*** Opening Exercise materials ***
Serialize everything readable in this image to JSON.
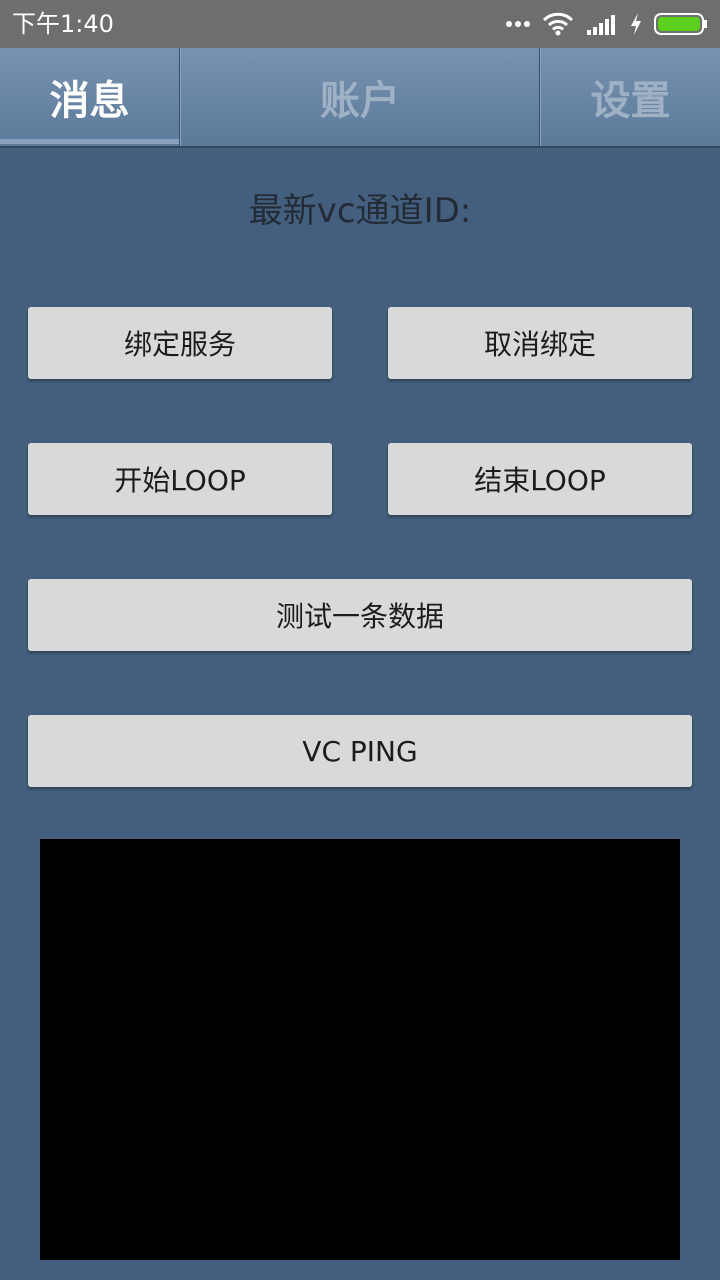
{
  "status_bar": {
    "time": "下午1:40",
    "icons": [
      "more-icon",
      "wifi-icon",
      "signal-icon",
      "charging-icon",
      "battery-icon"
    ],
    "battery_color": "#5bd11e"
  },
  "tabs": [
    {
      "label": "消息",
      "active": true
    },
    {
      "label": "账户",
      "active": false
    },
    {
      "label": "设置",
      "active": false
    }
  ],
  "content": {
    "channel_label": "最新vc通道ID:",
    "buttons": {
      "bind": "绑定服务",
      "unbind": "取消绑定",
      "start_loop": "开始LOOP",
      "end_loop": "结束LOOP",
      "test_data": "测试一条数据",
      "vc_ping": "VC PING"
    }
  },
  "colors": {
    "background": "#445f7d",
    "button": "#d8d9d9",
    "status_bar": "#6e6e6e"
  }
}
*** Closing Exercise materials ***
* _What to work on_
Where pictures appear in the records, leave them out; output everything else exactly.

* _Result below_
Serialize everything readable in this image to JSON.
{
  "status_bar": {
    "time": "下午1:40",
    "icons": [
      "more-icon",
      "wifi-icon",
      "signal-icon",
      "charging-icon",
      "battery-icon"
    ],
    "battery_color": "#5bd11e"
  },
  "tabs": [
    {
      "label": "消息",
      "active": true
    },
    {
      "label": "账户",
      "active": false
    },
    {
      "label": "设置",
      "active": false
    }
  ],
  "content": {
    "channel_label": "最新vc通道ID:",
    "buttons": {
      "bind": "绑定服务",
      "unbind": "取消绑定",
      "start_loop": "开始LOOP",
      "end_loop": "结束LOOP",
      "test_data": "测试一条数据",
      "vc_ping": "VC PING"
    }
  },
  "colors": {
    "background": "#445f7d",
    "button": "#d8d9d9",
    "status_bar": "#6e6e6e"
  }
}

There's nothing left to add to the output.